Saved entries
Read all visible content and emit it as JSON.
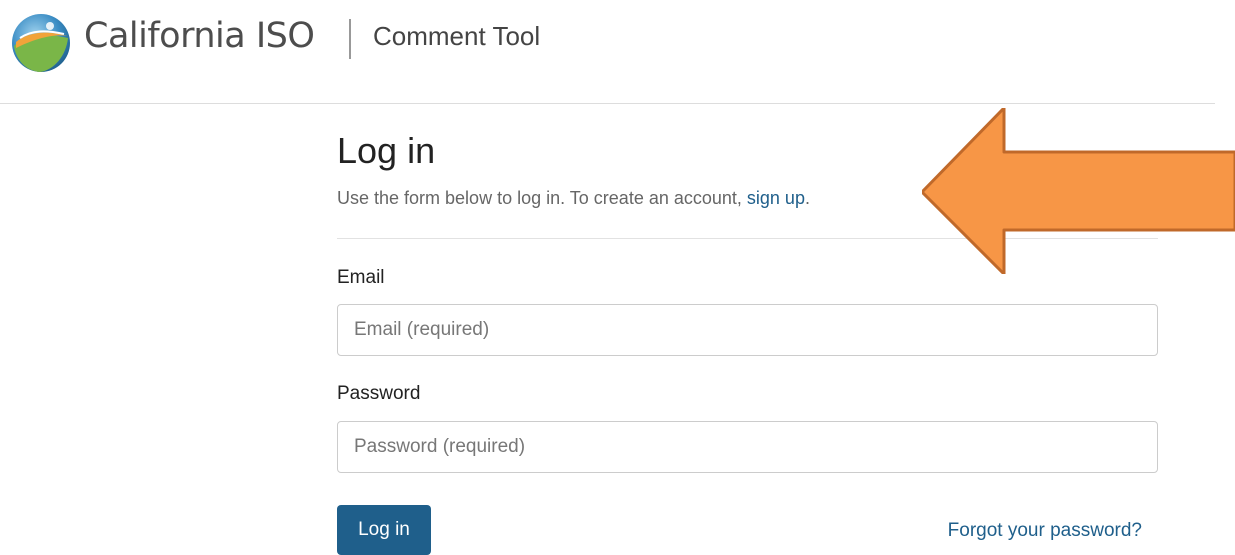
{
  "header": {
    "brand_name": "California ISO",
    "app_title": "Comment Tool",
    "logo_icon": "california-iso-logo"
  },
  "login": {
    "title": "Log in",
    "intro_text": "Use the form below to log in. To create an account, ",
    "signup_link": "sign up",
    "intro_end": ".",
    "email_label": "Email",
    "email_placeholder": "Email (required)",
    "email_value": "",
    "password_label": "Password",
    "password_placeholder": "Password (required)",
    "password_value": "",
    "submit_label": "Log in",
    "forgot_link": "Forgot your password?"
  },
  "annotation": {
    "callout_icon": "arrow-left-icon",
    "callout_color": "#f79646",
    "callout_border": "#c0692a"
  },
  "colors": {
    "link": "#1f5f8b",
    "button": "#1f5f8b"
  }
}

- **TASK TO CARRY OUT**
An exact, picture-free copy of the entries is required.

- **SOLUTION BELOW**
Read all visible content and emit it as JSON.
{
  "header": {
    "brand_name": "California ISO",
    "app_title": "Comment Tool",
    "logo_icon": "california-iso-logo"
  },
  "login": {
    "title": "Log in",
    "intro_text": "Use the form below to log in. To create an account, ",
    "signup_link": "sign up",
    "intro_end": ".",
    "email_label": "Email",
    "email_placeholder": "Email (required)",
    "email_value": "",
    "password_label": "Password",
    "password_placeholder": "Password (required)",
    "password_value": "",
    "submit_label": "Log in",
    "forgot_link": "Forgot your password?"
  },
  "annotation": {
    "callout_icon": "arrow-left-icon",
    "callout_color": "#f79646",
    "callout_border": "#c0692a"
  },
  "colors": {
    "link": "#1f5f8b",
    "button": "#1f5f8b"
  }
}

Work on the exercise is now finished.